In the former Eastern Block nations, New Towns were designed as practical laboratories in the day to day building of the socialist nation. Their history remains that of large complexes of standardized buildings that momentarily satisfied the strong demand for housing and comfort close to major industries. In the German Democratic Republic, the popular enthusiasm for this model of a fully equipped city coexisted with criticism of its uniformity.
In Czechoslovakia between the wars, Thomas Bata, a major shoe manufacturer, built a network of New Towns combining the garden city model with the functional principles of the Athens charter in a kind of Ford-like social project. From autonomous architectural modules, construction evolved under post-war socialism into a linear city with a planned out relationship with surrounding areas.
The Albertslund New Town was born in the 1960s of the development plan for Greater Copenhagen which placed public control over urban development and a balance between city and nature at the heart of its goals. Public housing, local participation and respect for the environment all joined together for the future. Recent evolutions relate to the integration of new populations, the upkeep of now damaged areas and the desire to bring ecology into the daily mix.

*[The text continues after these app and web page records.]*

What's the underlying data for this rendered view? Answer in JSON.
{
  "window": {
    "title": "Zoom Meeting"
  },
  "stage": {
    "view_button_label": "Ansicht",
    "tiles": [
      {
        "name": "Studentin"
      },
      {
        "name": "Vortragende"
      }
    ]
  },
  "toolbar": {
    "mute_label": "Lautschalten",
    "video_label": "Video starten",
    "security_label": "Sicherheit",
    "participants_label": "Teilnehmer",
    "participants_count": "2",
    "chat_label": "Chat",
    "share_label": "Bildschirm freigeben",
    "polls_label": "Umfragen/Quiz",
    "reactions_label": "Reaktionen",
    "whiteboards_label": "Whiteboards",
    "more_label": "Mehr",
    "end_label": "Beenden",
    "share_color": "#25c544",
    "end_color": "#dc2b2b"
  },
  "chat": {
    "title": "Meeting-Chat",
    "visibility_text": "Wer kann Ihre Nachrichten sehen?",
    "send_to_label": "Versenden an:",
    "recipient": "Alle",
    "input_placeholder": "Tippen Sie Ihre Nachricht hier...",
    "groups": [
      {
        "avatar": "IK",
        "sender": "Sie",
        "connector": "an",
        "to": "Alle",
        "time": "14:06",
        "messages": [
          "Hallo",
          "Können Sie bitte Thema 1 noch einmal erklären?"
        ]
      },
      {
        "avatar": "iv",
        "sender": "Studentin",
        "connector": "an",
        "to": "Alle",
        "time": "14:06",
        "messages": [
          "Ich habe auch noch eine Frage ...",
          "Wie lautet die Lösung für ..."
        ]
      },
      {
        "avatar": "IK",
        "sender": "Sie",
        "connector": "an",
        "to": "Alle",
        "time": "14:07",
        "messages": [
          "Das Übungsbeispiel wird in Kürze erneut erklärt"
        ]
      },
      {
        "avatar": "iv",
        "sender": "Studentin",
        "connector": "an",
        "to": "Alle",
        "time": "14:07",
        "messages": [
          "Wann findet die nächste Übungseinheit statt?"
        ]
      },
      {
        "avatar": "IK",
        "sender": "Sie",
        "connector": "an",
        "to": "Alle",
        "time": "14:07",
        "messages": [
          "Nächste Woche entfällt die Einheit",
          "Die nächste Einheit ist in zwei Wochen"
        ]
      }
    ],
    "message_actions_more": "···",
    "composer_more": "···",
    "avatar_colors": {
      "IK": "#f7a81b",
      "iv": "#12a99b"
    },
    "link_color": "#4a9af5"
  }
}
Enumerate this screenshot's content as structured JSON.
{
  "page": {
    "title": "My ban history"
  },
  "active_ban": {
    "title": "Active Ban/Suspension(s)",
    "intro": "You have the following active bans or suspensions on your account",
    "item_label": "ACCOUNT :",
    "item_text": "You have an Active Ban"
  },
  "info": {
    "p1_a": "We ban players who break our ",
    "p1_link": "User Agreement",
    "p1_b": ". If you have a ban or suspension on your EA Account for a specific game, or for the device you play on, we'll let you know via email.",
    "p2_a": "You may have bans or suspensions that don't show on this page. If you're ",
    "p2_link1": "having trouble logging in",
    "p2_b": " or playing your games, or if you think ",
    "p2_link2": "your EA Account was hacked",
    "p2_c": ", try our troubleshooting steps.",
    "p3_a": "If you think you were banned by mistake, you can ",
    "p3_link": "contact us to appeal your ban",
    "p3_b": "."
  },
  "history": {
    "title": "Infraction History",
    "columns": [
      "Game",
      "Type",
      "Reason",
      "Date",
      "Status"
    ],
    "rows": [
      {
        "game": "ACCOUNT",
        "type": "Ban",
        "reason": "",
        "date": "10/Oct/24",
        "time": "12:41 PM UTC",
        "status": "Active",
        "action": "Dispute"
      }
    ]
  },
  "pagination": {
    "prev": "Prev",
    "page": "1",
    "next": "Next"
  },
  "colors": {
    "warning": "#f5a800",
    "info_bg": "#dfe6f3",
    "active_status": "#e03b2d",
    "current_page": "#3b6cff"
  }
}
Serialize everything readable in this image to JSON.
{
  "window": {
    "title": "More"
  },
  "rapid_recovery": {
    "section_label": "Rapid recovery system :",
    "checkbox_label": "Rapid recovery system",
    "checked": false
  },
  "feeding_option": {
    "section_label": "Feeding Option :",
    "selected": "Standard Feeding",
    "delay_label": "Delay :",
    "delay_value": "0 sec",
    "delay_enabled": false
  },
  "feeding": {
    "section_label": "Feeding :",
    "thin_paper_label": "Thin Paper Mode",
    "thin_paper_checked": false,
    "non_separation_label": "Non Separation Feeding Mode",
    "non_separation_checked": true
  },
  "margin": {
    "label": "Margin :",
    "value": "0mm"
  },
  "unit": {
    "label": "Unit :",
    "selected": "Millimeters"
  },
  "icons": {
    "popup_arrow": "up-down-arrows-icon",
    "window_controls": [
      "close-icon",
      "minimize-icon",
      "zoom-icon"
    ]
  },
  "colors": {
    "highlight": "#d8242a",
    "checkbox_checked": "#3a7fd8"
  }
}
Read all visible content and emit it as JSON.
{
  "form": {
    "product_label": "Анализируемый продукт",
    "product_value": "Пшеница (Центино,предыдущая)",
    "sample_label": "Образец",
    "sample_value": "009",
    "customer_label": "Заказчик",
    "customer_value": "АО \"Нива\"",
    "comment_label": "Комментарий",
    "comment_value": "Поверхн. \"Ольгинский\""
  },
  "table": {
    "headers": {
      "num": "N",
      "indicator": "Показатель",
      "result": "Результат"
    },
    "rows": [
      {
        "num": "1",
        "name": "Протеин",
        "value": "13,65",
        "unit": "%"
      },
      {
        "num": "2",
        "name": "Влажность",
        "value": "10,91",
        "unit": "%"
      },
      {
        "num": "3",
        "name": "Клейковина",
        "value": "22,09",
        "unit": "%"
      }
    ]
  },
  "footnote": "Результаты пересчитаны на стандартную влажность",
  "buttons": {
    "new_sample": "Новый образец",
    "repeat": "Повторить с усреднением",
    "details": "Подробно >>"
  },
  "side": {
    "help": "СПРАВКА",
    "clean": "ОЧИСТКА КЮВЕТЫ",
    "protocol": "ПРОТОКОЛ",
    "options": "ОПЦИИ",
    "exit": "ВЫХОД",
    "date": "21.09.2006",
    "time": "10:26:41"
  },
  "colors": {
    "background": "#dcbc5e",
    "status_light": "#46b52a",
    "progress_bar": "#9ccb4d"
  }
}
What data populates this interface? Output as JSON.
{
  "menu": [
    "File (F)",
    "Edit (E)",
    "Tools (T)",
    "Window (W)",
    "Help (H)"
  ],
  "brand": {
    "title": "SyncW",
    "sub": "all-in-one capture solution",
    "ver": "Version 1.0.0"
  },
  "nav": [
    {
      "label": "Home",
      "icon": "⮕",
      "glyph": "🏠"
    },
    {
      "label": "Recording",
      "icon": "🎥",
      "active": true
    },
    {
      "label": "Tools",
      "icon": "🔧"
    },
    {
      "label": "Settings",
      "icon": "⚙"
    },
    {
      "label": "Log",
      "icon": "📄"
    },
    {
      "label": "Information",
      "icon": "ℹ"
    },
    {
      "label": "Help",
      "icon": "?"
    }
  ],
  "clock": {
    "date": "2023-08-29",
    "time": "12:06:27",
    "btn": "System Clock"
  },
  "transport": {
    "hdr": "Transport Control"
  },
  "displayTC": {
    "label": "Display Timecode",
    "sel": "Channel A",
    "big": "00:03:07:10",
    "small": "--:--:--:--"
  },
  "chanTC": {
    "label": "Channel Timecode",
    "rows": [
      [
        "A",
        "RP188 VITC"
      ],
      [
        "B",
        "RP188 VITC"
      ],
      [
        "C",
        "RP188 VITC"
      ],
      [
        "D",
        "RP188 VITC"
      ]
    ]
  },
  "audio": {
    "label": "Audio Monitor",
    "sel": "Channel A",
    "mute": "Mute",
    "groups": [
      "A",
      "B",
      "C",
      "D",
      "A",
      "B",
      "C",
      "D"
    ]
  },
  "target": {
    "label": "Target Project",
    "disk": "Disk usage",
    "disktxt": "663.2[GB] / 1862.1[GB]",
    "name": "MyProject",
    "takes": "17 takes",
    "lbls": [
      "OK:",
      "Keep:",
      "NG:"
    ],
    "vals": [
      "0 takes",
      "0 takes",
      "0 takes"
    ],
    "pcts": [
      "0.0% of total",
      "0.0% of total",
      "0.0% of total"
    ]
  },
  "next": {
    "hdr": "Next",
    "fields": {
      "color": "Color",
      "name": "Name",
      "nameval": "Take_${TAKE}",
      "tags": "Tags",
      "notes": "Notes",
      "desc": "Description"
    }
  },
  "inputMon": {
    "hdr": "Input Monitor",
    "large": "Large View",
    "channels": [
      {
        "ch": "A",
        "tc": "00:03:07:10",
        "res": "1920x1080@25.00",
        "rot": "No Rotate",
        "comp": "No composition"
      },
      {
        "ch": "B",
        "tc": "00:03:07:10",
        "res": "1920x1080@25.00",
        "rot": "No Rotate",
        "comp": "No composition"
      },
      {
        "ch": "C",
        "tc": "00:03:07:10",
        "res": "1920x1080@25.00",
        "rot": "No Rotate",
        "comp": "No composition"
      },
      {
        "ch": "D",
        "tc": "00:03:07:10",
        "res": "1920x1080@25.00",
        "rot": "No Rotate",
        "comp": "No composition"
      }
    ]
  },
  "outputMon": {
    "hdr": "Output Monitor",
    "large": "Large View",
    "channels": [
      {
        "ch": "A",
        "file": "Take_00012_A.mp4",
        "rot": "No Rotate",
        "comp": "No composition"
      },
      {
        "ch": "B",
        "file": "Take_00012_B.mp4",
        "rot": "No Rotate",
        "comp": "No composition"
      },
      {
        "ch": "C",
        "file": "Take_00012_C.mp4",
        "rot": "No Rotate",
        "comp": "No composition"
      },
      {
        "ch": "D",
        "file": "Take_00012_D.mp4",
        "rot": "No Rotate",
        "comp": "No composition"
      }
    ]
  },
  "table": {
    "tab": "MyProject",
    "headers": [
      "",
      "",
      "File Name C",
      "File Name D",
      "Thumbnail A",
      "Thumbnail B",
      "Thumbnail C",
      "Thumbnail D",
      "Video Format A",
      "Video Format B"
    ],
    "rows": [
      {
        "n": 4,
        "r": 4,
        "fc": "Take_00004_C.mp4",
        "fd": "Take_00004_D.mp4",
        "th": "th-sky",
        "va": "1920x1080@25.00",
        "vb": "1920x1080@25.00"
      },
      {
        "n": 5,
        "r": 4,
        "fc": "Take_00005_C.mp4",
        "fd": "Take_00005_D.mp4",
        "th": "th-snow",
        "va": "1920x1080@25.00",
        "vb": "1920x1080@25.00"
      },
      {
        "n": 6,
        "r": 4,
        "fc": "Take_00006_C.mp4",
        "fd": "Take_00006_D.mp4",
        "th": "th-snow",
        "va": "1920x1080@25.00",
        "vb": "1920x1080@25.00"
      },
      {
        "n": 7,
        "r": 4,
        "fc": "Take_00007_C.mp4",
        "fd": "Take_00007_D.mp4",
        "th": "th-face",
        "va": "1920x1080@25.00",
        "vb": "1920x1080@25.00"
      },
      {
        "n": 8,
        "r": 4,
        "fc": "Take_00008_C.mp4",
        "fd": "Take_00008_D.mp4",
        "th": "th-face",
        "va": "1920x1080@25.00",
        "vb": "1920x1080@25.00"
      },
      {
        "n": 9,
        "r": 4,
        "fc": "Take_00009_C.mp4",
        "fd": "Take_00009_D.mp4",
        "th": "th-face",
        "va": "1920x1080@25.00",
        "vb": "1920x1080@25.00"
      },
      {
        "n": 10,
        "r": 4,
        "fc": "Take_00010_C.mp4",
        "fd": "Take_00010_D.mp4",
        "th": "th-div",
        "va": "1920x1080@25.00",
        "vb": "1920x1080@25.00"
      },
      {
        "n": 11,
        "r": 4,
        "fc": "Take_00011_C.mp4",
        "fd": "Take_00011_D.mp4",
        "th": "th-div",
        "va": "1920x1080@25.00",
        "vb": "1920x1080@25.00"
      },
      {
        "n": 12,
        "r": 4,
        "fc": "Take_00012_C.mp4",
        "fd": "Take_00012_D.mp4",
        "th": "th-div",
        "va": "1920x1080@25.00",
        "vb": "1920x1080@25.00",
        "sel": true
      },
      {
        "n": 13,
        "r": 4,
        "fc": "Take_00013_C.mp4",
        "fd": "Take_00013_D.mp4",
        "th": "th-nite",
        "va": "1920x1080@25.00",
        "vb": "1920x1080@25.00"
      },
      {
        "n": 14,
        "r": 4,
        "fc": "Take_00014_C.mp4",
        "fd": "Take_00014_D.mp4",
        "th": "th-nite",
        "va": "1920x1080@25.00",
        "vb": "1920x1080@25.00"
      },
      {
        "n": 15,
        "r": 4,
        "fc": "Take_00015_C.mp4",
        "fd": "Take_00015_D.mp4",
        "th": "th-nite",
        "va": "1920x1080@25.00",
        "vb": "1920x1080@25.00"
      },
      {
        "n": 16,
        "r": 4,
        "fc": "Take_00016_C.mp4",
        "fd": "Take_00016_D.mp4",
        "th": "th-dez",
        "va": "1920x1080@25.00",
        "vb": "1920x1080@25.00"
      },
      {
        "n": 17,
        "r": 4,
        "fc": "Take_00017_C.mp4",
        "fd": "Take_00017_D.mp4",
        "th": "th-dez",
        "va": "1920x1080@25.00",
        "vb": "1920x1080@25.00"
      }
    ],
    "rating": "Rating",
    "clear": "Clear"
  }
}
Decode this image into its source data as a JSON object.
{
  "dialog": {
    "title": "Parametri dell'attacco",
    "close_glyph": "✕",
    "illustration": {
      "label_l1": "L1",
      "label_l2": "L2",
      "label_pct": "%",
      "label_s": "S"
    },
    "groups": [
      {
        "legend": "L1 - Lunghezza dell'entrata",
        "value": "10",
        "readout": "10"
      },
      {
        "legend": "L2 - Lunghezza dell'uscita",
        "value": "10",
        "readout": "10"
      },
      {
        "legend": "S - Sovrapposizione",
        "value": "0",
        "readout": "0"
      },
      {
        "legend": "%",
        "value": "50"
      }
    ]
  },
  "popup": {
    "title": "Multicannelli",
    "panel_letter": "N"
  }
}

Sweden is the country where urban development has elected residence, for the country embarked on its own highly interventionist construction program for a few New Towns after the Second World War. Vällingby, outside of Stockholm, is a typical example of a city planned by the welfare state. Today, the urban core has aged and lost a part of its residents, but an ambitious renovation project is banking on making something out of the promising remains.
A concentration of universities and research labs outside of Tokyo, Tsukuba became a kind of New Town with a population of close to 200,000. Its development saw the technological overheating phase of the 1980s, then its melt down during the economic crisis that followed. The fusion between fundamental and applied research in separate, small, entities now brings the entire image and future of Tsukuba into question.
A New Town under construction outside Nankin, Riverside sees itself an a model of harmonious coexistence between industry, residential living and nature. Unequal compliance with the environmental standards set out and the partial expropriation of local agricultural activities along with the limited commitment by private investors all slow the transformation of the ideal into tangible reality. The sustainable development phraseology borrowed from international bodies masks a market based and segregationist urban development model that is less harmonious.
During the twentieth century, the garden city model imported from Europe a century before spread across the United States without every satisfactorily achieving its goals of harmonious social and spatial coexistence. The New Town model took over after World War Two to restructure monotonous suburbs forming the urban sprawl. What was achieved never lived up to the hopes of urban developers continually confronted with a general demand for a separation between skyscraper and garden, rich and poor, White and Black.